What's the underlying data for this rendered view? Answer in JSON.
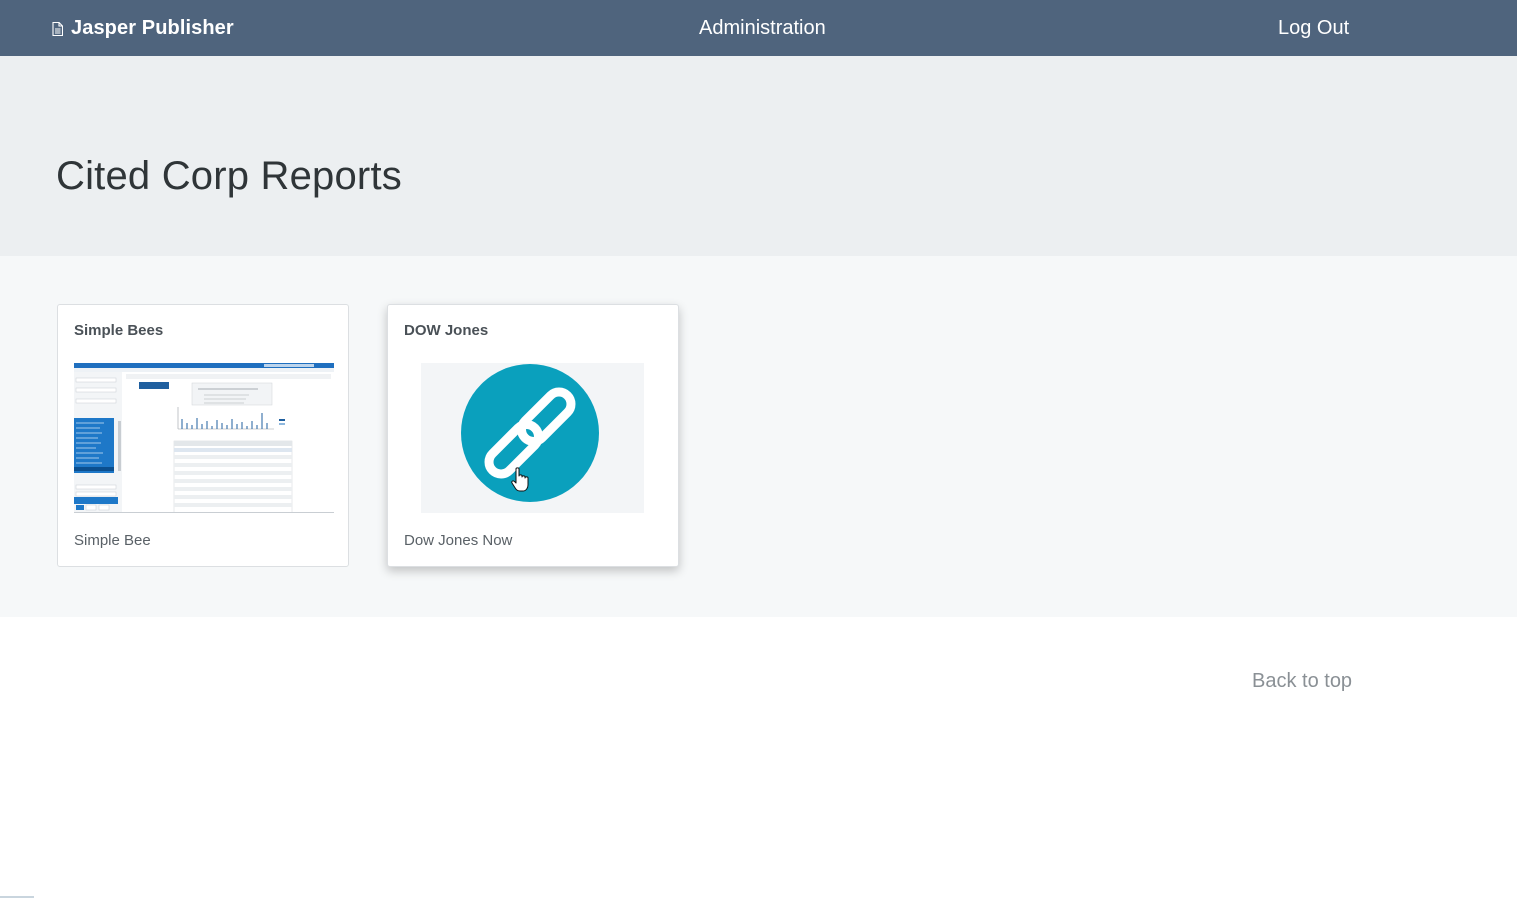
{
  "navbar": {
    "brand": "Jasper Publisher",
    "brand_icon": "document-icon",
    "administration": "Administration",
    "logout": "Log Out",
    "bg_color": "#4f647d"
  },
  "page": {
    "title": "Cited Corp Reports"
  },
  "cards": [
    {
      "title": "Simple Bees",
      "thumbnail": "report-screenshot-thumbnail",
      "text": "Simple Bee"
    },
    {
      "title": "DOW Jones",
      "thumbnail": "link-icon",
      "text": "Dow Jones Now",
      "accent": "#0aa0bd"
    }
  ],
  "footer": {
    "back_to_top": "Back to top"
  }
}
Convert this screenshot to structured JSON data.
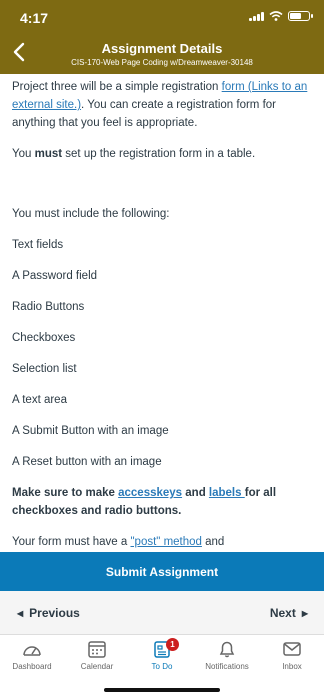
{
  "status": {
    "time": "4:17"
  },
  "header": {
    "title": "Assignment Details",
    "subtitle": "CIS-170-Web Page Coding w/Dreamweaver-30148"
  },
  "content": {
    "intro_before": "Project three will be a simple registration ",
    "intro_link": "form (Links to an external site.)",
    "intro_after": ". You can create a registration form for anything that you feel is appropriate.",
    "must_before": "You ",
    "must_bold": "must",
    "must_after": " set up the registration form in a table.",
    "include_heading": "You must include the following:",
    "items": [
      "Text fields",
      "A Password field",
      "Radio Buttons",
      "Checkboxes",
      "Selection list",
      "A text area",
      "A Submit Button with an image",
      "A Reset button with an image"
    ],
    "note_before": "Make sure to make ",
    "note_link1": "accesskeys",
    "note_mid": " and ",
    "note_link2": "labels ",
    "note_after": " for all checkboxes and radio buttons.",
    "partial_before": "Your form must have a ",
    "partial_link": "\"post\" method",
    "partial_after": " and"
  },
  "submit_label": "Submit Assignment",
  "pager": {
    "previous": "Previous",
    "next": "Next"
  },
  "tabs": [
    {
      "label": "Dashboard",
      "icon": "dashboard-icon"
    },
    {
      "label": "Calendar",
      "icon": "calendar-icon"
    },
    {
      "label": "To Do",
      "icon": "todo-icon",
      "badge": "1",
      "active": true
    },
    {
      "label": "Notifications",
      "icon": "bell-icon"
    },
    {
      "label": "Inbox",
      "icon": "inbox-icon"
    }
  ],
  "colors": {
    "header": "#7e6a12",
    "submit": "#0b7ab8",
    "link": "#2a7ab8",
    "badge": "#cc1f1f"
  }
}
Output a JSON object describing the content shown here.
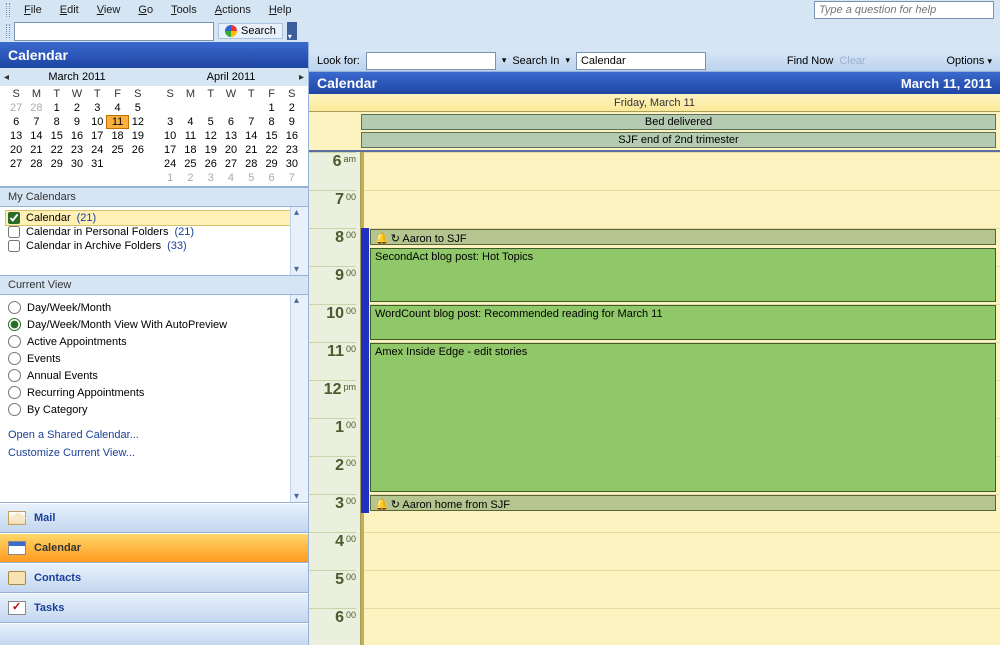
{
  "menus": [
    "File",
    "Edit",
    "View",
    "Go",
    "Tools",
    "Actions",
    "Help"
  ],
  "help_placeholder": "Type a question for help",
  "search_label": "Search",
  "sidebar_title": "Calendar",
  "minicals": [
    {
      "title": "March 2011",
      "has_left_nav": true,
      "lead_dim": [
        27,
        28
      ],
      "days": 31,
      "trail_dim": [],
      "today": 11
    },
    {
      "title": "April 2011",
      "has_right_nav": true,
      "lead_dim": [],
      "days": 30,
      "trail_dim": [
        1,
        2,
        3,
        4,
        5,
        6,
        7
      ],
      "first_dow": 5
    }
  ],
  "dow_letters": [
    "S",
    "M",
    "T",
    "W",
    "T",
    "F",
    "S"
  ],
  "my_calendars_hdr": "My Calendars",
  "calendars": [
    {
      "name": "Calendar",
      "count": "(21)",
      "checked": true,
      "selected": true
    },
    {
      "name": "Calendar in Personal Folders",
      "count": "(21)",
      "checked": false
    },
    {
      "name": "Calendar in Archive Folders",
      "count": "(33)",
      "checked": false
    }
  ],
  "current_view_hdr": "Current View",
  "views": [
    "Day/Week/Month",
    "Day/Week/Month View With AutoPreview",
    "Active Appointments",
    "Events",
    "Annual Events",
    "Recurring Appointments",
    "By Category"
  ],
  "view_selected_index": 1,
  "links": [
    "Open a Shared Calendar...",
    "Customize Current View..."
  ],
  "nav_items": [
    {
      "icon": "mail",
      "label": "Mail"
    },
    {
      "icon": "cal",
      "label": "Calendar",
      "active": true
    },
    {
      "icon": "contacts",
      "label": "Contacts"
    },
    {
      "icon": "tasks",
      "label": "Tasks"
    }
  ],
  "findbar": {
    "look_for": "Look for:",
    "search_in": "Search In",
    "search_in_value": "Calendar",
    "find_now": "Find Now",
    "clear": "Clear",
    "options": "Options"
  },
  "banner": {
    "title": "Calendar",
    "date": "March 11, 2011"
  },
  "day_header": "Friday, March 11",
  "allday_events": [
    "Bed delivered",
    "SJF end of 2nd trimester"
  ],
  "time_slots": [
    {
      "hr": "6",
      "m": "am"
    },
    {
      "hr": "7",
      "m": "00"
    },
    {
      "hr": "8",
      "m": "00"
    },
    {
      "hr": "9",
      "m": "00"
    },
    {
      "hr": "10",
      "m": "00"
    },
    {
      "hr": "11",
      "m": "00"
    },
    {
      "hr": "12",
      "m": "pm"
    },
    {
      "hr": "1",
      "m": "00"
    },
    {
      "hr": "2",
      "m": "00"
    },
    {
      "hr": "3",
      "m": "00"
    },
    {
      "hr": "4",
      "m": "00"
    },
    {
      "hr": "5",
      "m": "00"
    },
    {
      "hr": "6",
      "m": "00"
    }
  ],
  "events": [
    {
      "title": "Aaron to SJF",
      "slot_start": 2,
      "dur_slots": 0.5,
      "stripe": true,
      "icons": true
    },
    {
      "title": "SecondAct blog post: Hot Topics",
      "slot_start": 2.5,
      "dur_slots": 1.5
    },
    {
      "title": "WordCount blog post: Recommended reading for March 11",
      "slot_start": 4,
      "dur_slots": 1
    },
    {
      "title": "Amex Inside Edge - edit stories",
      "slot_start": 5,
      "dur_slots": 4
    },
    {
      "title": "Aaron home from SJF",
      "slot_start": 9,
      "dur_slots": 0.5,
      "stripe": true,
      "icons": true
    }
  ],
  "bluebar": {
    "slot_start": 2,
    "slot_end": 9
  }
}
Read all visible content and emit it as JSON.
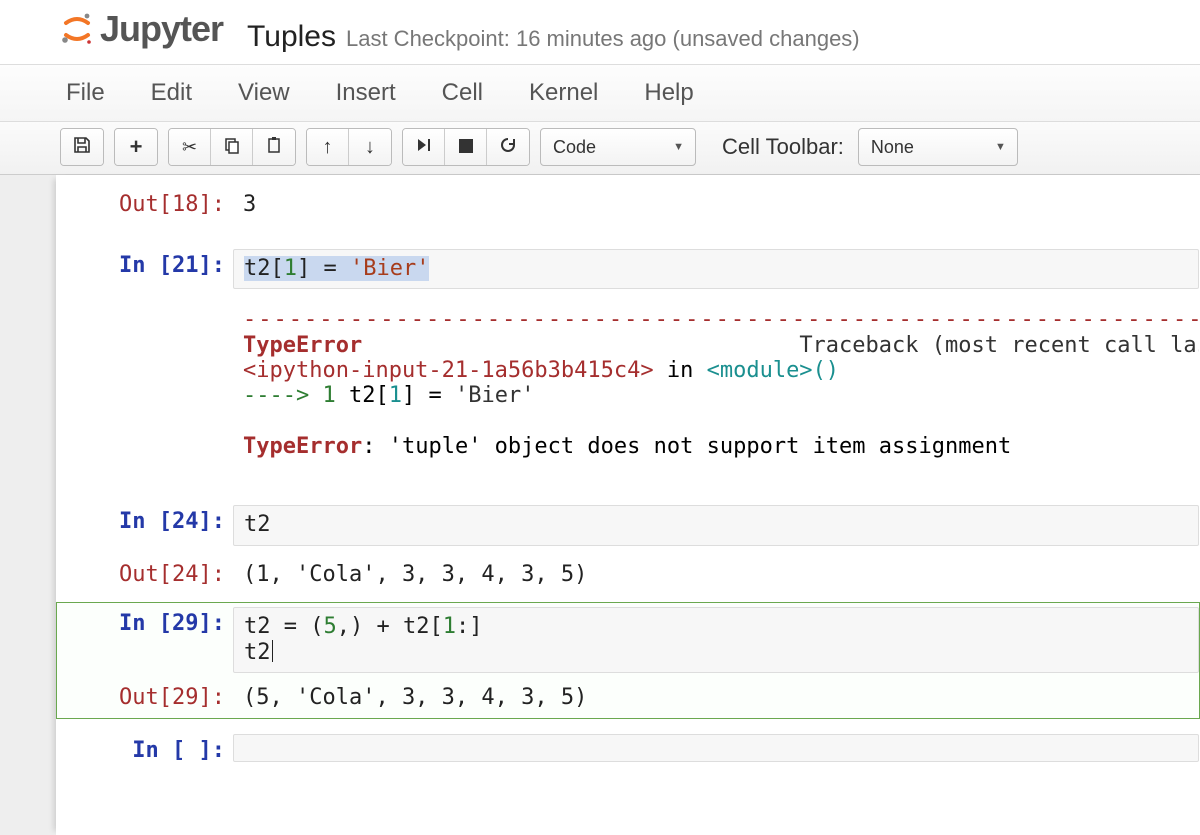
{
  "header": {
    "logo_text": "Jupyter",
    "notebook_title": "Tuples",
    "checkpoint": "Last Checkpoint: 16 minutes ago (unsaved changes)"
  },
  "menubar": [
    "File",
    "Edit",
    "View",
    "Insert",
    "Cell",
    "Kernel",
    "Help"
  ],
  "toolbar": {
    "celltype_selected": "Code",
    "celltoolbar_label": "Cell Toolbar:",
    "celltoolbar_selected": "None"
  },
  "cells": {
    "c0": {
      "out_prompt": "Out[18]:",
      "out_value": "3"
    },
    "c1": {
      "in_prompt": "In [21]:",
      "code_plain": "t2[1] = 'Bier'",
      "code_sel_pre": "t2[",
      "code_sel_num": "1",
      "code_sel_mid": "] = ",
      "code_sel_str": "'Bier'",
      "tb_dash": "---------------------------------------------------------------------------",
      "tb_err": "TypeError",
      "tb_trace_label": "Traceback (most recent call last)",
      "tb_loc_open": "<ipython-input-21-1a56b3b415c4>",
      "tb_loc_in": " in ",
      "tb_loc_mod": "<module>",
      "tb_loc_tail": "()",
      "tb_arrow": "----> 1 ",
      "tb_line_code_pre": "t2",
      "tb_line_code_br": "[",
      "tb_line_code_num": "1",
      "tb_line_code_br2": "]",
      "tb_line_code_eq": " = ",
      "tb_line_code_str": "'Bier'",
      "tb_final_err": "TypeError",
      "tb_final_colon": ": ",
      "tb_final_msg": "'tuple' object does not support item assignment"
    },
    "c2": {
      "in_prompt": "In [24]:",
      "code": "t2",
      "out_prompt": "Out[24]:",
      "out_value": "(1, 'Cola', 3, 3, 4, 3, 5)"
    },
    "c3": {
      "in_prompt": "In [29]:",
      "code": "t2 = (5,) + t2[1:]\nt2",
      "out_prompt": "Out[29]:",
      "out_value": "(5, 'Cola', 3, 3, 4, 3, 5)"
    },
    "c4": {
      "in_prompt": "In [ ]:",
      "code": ""
    }
  }
}
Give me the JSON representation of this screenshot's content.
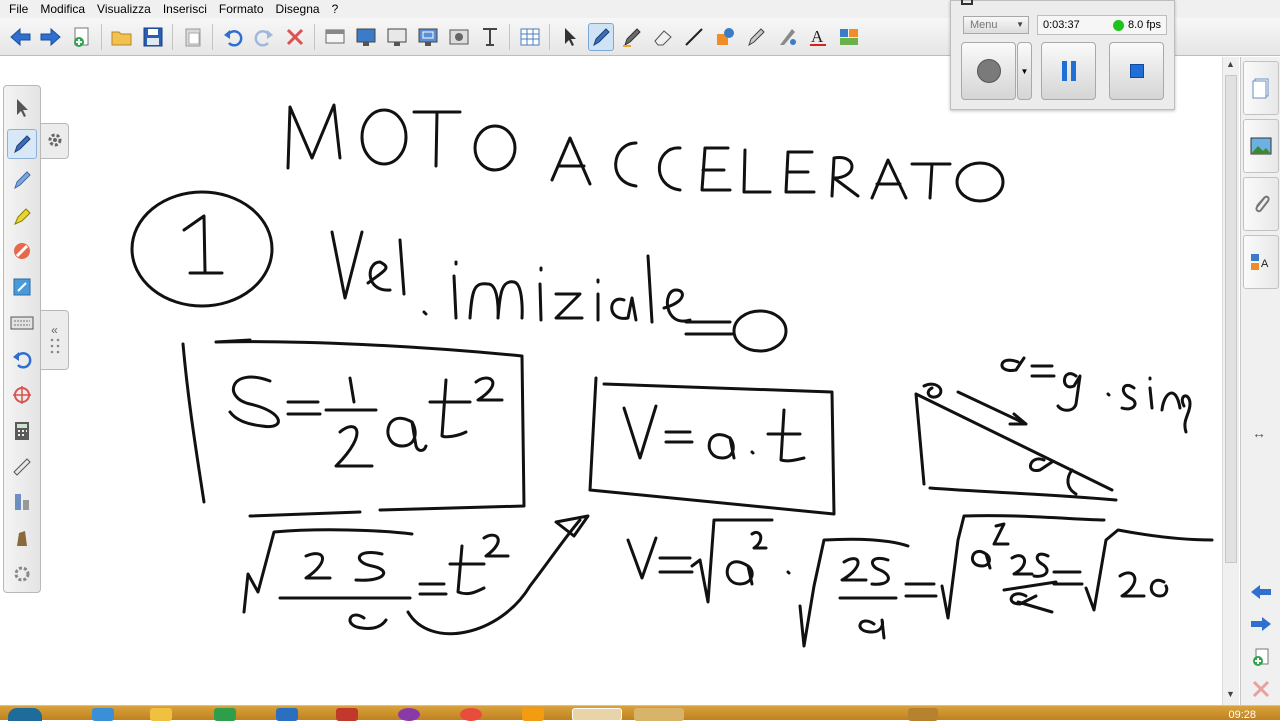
{
  "menu": [
    "File",
    "Modifica",
    "Visualizza",
    "Inserisci",
    "Formato",
    "Disegna",
    "?"
  ],
  "toolbar": {
    "icons": [
      "back-icon",
      "forward-icon",
      "new-page-icon",
      "open-folder-icon",
      "save-icon",
      "paste-icon",
      "undo-icon",
      "redo-icon",
      "delete-icon",
      "screen-shade-icon",
      "display-icon",
      "monitor-icon",
      "screen-capture-icon",
      "camera-icon",
      "text-cursor-icon",
      "table-icon",
      "select-pointer-icon",
      "pen-icon",
      "creative-pen-icon",
      "eraser-icon",
      "line-icon",
      "shapes-icon",
      "magic-pen-icon",
      "fill-icon",
      "text-icon",
      "properties-icon"
    ]
  },
  "recorder": {
    "menu_label": "Menu",
    "elapsed": "0:03:37",
    "fps": "8.0 fps",
    "status_color": "#1fc21f"
  },
  "palette": {
    "icons": [
      "select-pointer-icon",
      "pen-icon",
      "creative-pen-icon",
      "highlighter-icon",
      "eraser-icon",
      "notepad-icon",
      "keyboard-icon",
      "undo-icon",
      "crosshair-icon",
      "calculator-icon",
      "ruler-icon",
      "measure-icon",
      "shade-icon",
      "settings-icon"
    ],
    "side_icons": [
      "gear-icon",
      "collapse-icon",
      "grip-icon"
    ]
  },
  "sidebar": {
    "tabs": [
      "page-sorter-icon",
      "gallery-icon",
      "attachments-icon",
      "properties-icon"
    ],
    "nav": [
      "previous-page-icon",
      "next-page-icon",
      "add-page-icon",
      "delete-page-icon"
    ]
  },
  "board": {
    "title": "MOTO ACCELERATO",
    "number": "1",
    "initial_velocity": "Vel. iniziale = 0",
    "formula_space": "S = ½ a t²",
    "formula_velocity": "V = a · t",
    "incline_formula": "a = g · sin α",
    "incline_angle": "α",
    "derivation_time": "√(2S / a) = t",
    "derivation_velocity": "V = √(a² · 2S/a) = √(a · 2S/a) = √2a"
  },
  "taskbar": {
    "clock": "09:28"
  }
}
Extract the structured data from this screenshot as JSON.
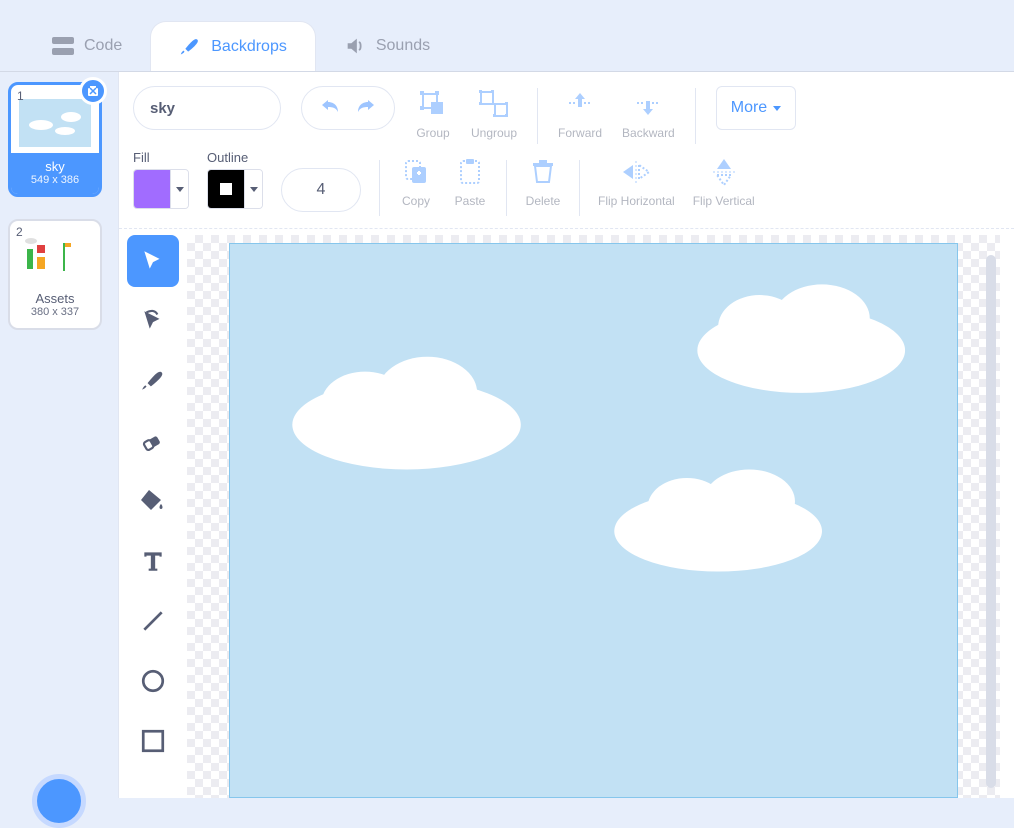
{
  "tabs": {
    "code": {
      "label": "Code"
    },
    "backdrops": {
      "label": "Backdrops"
    },
    "sounds": {
      "label": "Sounds"
    }
  },
  "costumes": [
    {
      "index": "1",
      "name": "sky",
      "dims": "549 x 386",
      "active": true
    },
    {
      "index": "2",
      "name": "Assets",
      "dims": "380 x 337",
      "active": false
    }
  ],
  "toolbar": {
    "name_value": "sky",
    "group": "Group",
    "ungroup": "Ungroup",
    "forward": "Forward",
    "backward": "Backward",
    "more": "More",
    "fill_label": "Fill",
    "outline_label": "Outline",
    "outline_width": "4",
    "copy": "Copy",
    "paste": "Paste",
    "delete": "Delete",
    "flip_h": "Flip Horizontal",
    "flip_v": "Flip Vertical"
  },
  "colors": {
    "fill": "#a16cff",
    "accent": "#4C97FF"
  },
  "tools": [
    "select",
    "reshape",
    "brush",
    "eraser",
    "fill",
    "text",
    "line",
    "circle",
    "rect"
  ]
}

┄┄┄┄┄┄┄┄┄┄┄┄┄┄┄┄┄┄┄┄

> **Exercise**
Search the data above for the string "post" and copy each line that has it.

> **Solved problem**
    "partial_link": "\"post\" method",
      "title": "SecondAct blog post: Hot Topics",
      "title": "WordCount blog post: Recommended reading for March 11",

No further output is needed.